In Gaudí's favourite city

Friday, May 30, 2014

Two years ago I spent summer in the capital of Catalonia, one of the most beautiful cities – Barcelona. Although it’s a place everyone should see before dying, it’s very touristy. Especially between June and September. In every trip guide you can find must-see list, but if you go there during summer time you have to keep in your mind the visiting hours.

The first place on every Barcelona must-see landmarks list is the famous street called La Rambla. You have to be aware that (apart from the clubs and metro) it’s the highest risk spot to get robbed in Barcelona. Luckily it didn’t happened to me, but I have heard a lot of stories about La Rambla’s thiefs. Anyway, I would recommend you to visit the street in morning hours, or at least until 12. If you prefer to go there later and you want to get from Plaça de Catalunya to Port Vell, you need to prepare yourself to knock people down (and vice versa). It happened to me million times that I thought I was talking to my friend, while she was 15 m behind me and I spoke to completely random people. Oh and for your information – don’t buy anything you can buy in another place there. La Rambla has a huge variety of shops and restaurants, but they are all more expensive than in the other parts of the city. It’s a trick for naive tourists and it’s not even worth spending money as the places there are quite commercial and not local at all. I realise that menus in your native language seem to be tempting, but believe me – that kind of places you can find in your country on every corner. The only place you have to check in La Rambla is La Boqueria.
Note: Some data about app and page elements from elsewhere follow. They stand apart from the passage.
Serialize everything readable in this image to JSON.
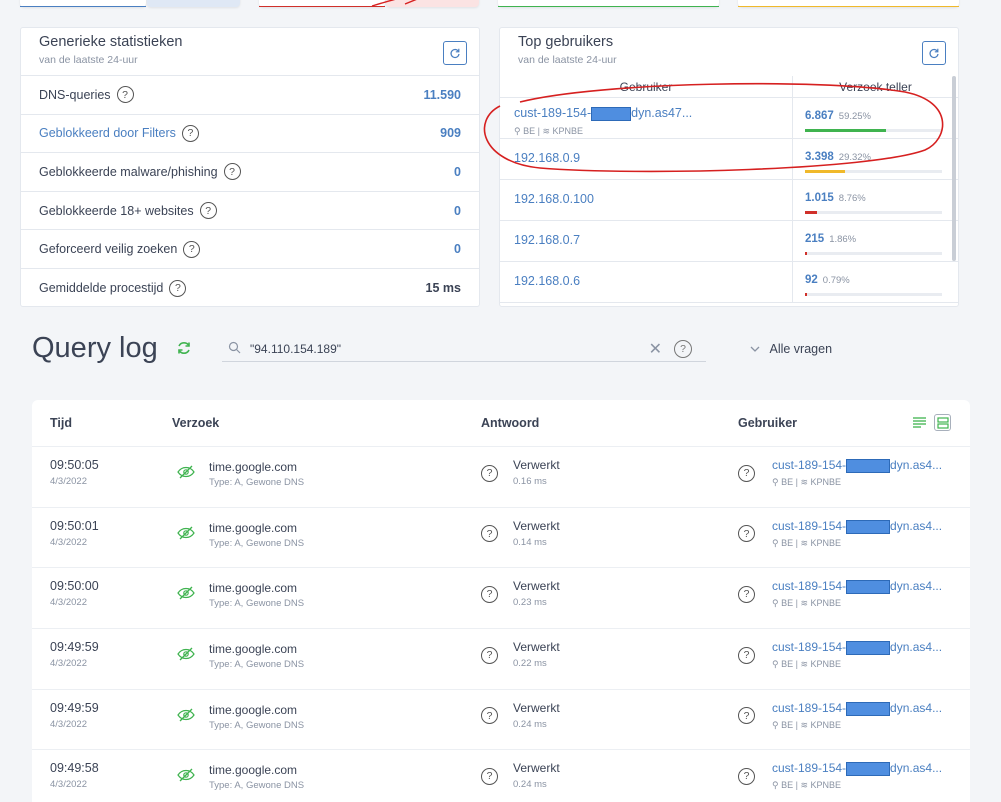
{
  "colors": {
    "accent": "#4a7fc1",
    "green": "#3fb34f",
    "yellow": "#f0b92b",
    "red": "#d0302a",
    "annotation": "#d62020"
  },
  "stats_card": {
    "title": "Generieke statistieken",
    "subtitle": "van de laatste 24-uur",
    "refresh_icon": "refresh-icon",
    "rows": [
      {
        "label": "DNS-queries",
        "value": "11.590",
        "link": false,
        "value_accent": true
      },
      {
        "label": "Geblokkeerd door Filters",
        "value": "909",
        "link": true,
        "value_accent": true
      },
      {
        "label": "Geblokkeerde malware/phishing",
        "value": "0",
        "link": false,
        "value_accent": true
      },
      {
        "label": "Geblokkeerde 18+ websites",
        "value": "0",
        "link": false,
        "value_accent": true
      },
      {
        "label": "Geforceerd veilig zoeken",
        "value": "0",
        "link": false,
        "value_accent": true
      },
      {
        "label": "Gemiddelde procestijd",
        "value": "15 ms",
        "link": false,
        "value_accent": false
      }
    ]
  },
  "top_users": {
    "title": "Top gebruikers",
    "subtitle": "van de laatste 24-uur",
    "col_user": "Gebruiker",
    "col_count": "Verzoek teller",
    "rows": [
      {
        "user_prefix": "cust-189-154-",
        "user_suffix": "dyn.as47...",
        "redacted": true,
        "country": "BE",
        "network": "KPNBE",
        "count": "6.867",
        "pct": "59.25%",
        "share": 0.5925,
        "bar_color": "#3fb34f"
      },
      {
        "user_prefix": "192.168.0.9",
        "user_suffix": "",
        "redacted": false,
        "country": "",
        "network": "",
        "count": "3.398",
        "pct": "29.32%",
        "share": 0.2932,
        "bar_color": "#f0b92b"
      },
      {
        "user_prefix": "192.168.0.100",
        "user_suffix": "",
        "redacted": false,
        "country": "",
        "network": "",
        "count": "1.015",
        "pct": "8.76%",
        "share": 0.0876,
        "bar_color": "#d0302a"
      },
      {
        "user_prefix": "192.168.0.7",
        "user_suffix": "",
        "redacted": false,
        "country": "",
        "network": "",
        "count": "215",
        "pct": "1.86%",
        "share": 0.0186,
        "bar_color": "#d0302a"
      },
      {
        "user_prefix": "192.168.0.6",
        "user_suffix": "",
        "redacted": false,
        "country": "",
        "network": "",
        "count": "92",
        "pct": "0.79%",
        "share": 0.0079,
        "bar_color": "#d0302a"
      }
    ]
  },
  "query_log": {
    "title": "Query log",
    "search_value": "\"94.110.154.189\"",
    "filter_label": "Alle vragen",
    "headers": {
      "time": "Tijd",
      "request": "Verzoek",
      "answer": "Antwoord",
      "user": "Gebruiker"
    },
    "rows": [
      {
        "time": "09:50:05",
        "date": "4/3/2022",
        "domain": "time.google.com",
        "type": "Type: A, Gewone DNS",
        "status": "Verwerkt",
        "ms": "0.16 ms",
        "user_prefix": "cust-189-154-",
        "user_suffix": "dyn.as4...",
        "country": "BE",
        "network": "KPNBE"
      },
      {
        "time": "09:50:01",
        "date": "4/3/2022",
        "domain": "time.google.com",
        "type": "Type: A, Gewone DNS",
        "status": "Verwerkt",
        "ms": "0.14 ms",
        "user_prefix": "cust-189-154-",
        "user_suffix": "dyn.as4...",
        "country": "BE",
        "network": "KPNBE"
      },
      {
        "time": "09:50:00",
        "date": "4/3/2022",
        "domain": "time.google.com",
        "type": "Type: A, Gewone DNS",
        "status": "Verwerkt",
        "ms": "0.23 ms",
        "user_prefix": "cust-189-154-",
        "user_suffix": "dyn.as4...",
        "country": "BE",
        "network": "KPNBE"
      },
      {
        "time": "09:49:59",
        "date": "4/3/2022",
        "domain": "time.google.com",
        "type": "Type: A, Gewone DNS",
        "status": "Verwerkt",
        "ms": "0.22 ms",
        "user_prefix": "cust-189-154-",
        "user_suffix": "dyn.as4...",
        "country": "BE",
        "network": "KPNBE"
      },
      {
        "time": "09:49:59",
        "date": "4/3/2022",
        "domain": "time.google.com",
        "type": "Type: A, Gewone DNS",
        "status": "Verwerkt",
        "ms": "0.24 ms",
        "user_prefix": "cust-189-154-",
        "user_suffix": "dyn.as4...",
        "country": "BE",
        "network": "KPNBE"
      },
      {
        "time": "09:49:58",
        "date": "4/3/2022",
        "domain": "time.google.com",
        "type": "Type: A, Gewone DNS",
        "status": "Verwerkt",
        "ms": "0.24 ms",
        "user_prefix": "cust-189-154-",
        "user_suffix": "dyn.as4...",
        "country": "BE",
        "network": "KPNBE"
      }
    ]
  }
}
It’s an open market with fresh fruit, fishes and basically everything you need during Barcelona’s heat. It’s also very crowded so watch your purse/backpack on every step.

You have two options of continuing your sightseeing while visitting La Rambla. You can turn into one of the narrow streets and visit the artistic part of the center – Barrio Gotic or go straight ahead to Port Vell. The gothic district is really impressive and mysterious. You can sneak around there and buy some souvenirs (they are more unique and way cheaper than in Barcelona’s hot spots). Later you can go back on La Rambla and head to the Port Vell (for shopaholics: by going through the bridge – which is always very busy – you can get to a really nice shopping mall, during summer they have quite sensible sales there).

One of the most breathtaking buildings in the city is The Art Palace, which you may know because of its famous fountain show. If you want to reach the Montjuïc hill, you can plan your trip by beginning with The Art Palace, seeing the fountain show and climbing up to the Montjuïc castle, where you can catch up the beautiful panoramic view of the whole city.

The prominent symbol of Barcelona city is definitely La Sagrada Familia – the unfinished church designed by the great Gaudí. This time I would suggest to see it in the early morning too. Why? Because queue to buy a entrance ticket is enormous (the whole street length more or less). Tickets are quite expensive and you buy them for the concrete parts of the building (towers), which in my opinion is not a good solution (especially for someone who doesn’t have a clue how the church looks like inside). Even if you will not manage to get inside, don’t worry. The best impression is to catch the whole church from the outside (as it’s really tall). I took my picture from Montjuïc hill.

My favourite place in Barcelona would be Park Güell. I absolutely love the architecture there. It also offers stunning view over the city. So being in Barcelona you just can’t miss this place. Unfortunately there is no such a good hour to visit it without loads of tourists. Park Güell is always crowded. Perhaps around 8 o’clock in the morning you would still be able to breath there, but I can’t give you 100% certainty. Although it’s a challenge to survive a trip to the park, it is totally worth it.

The biggest park in the city is called Ciutadella. It’s a lovely place to have a break and rest. It is also a spot that holds many summer events. Last year I participated in a water guns battle which took place there.
By taking the opposite direction from Plaça de Catalunya, you can get on Passeig de Gràcia, where you can find all the designers boutiques and another Gaudi’s famous building - Casa Batlló. Here you have to prepare yourself for a long wait to get the entrance. It’s usually quite crowded.

Probably the favourite spot of the majority of tourists would be the beach. It is beautiful indeed, but it’s also very crowded. Luckily I have a solution of that problem. As I was visiting my friends who lived 20 mins from the centre I discovered calm beaches without tourists at all. One of them was a beach located in El Masnou (you can get there by taking a train from Plaça de Catalunya).

At the end I would like to encourage you to visit the local mountains and the countryside. The atmosphere there is a nice escape from the crowded and loud city.

You Might Also Like

0 Leave a comment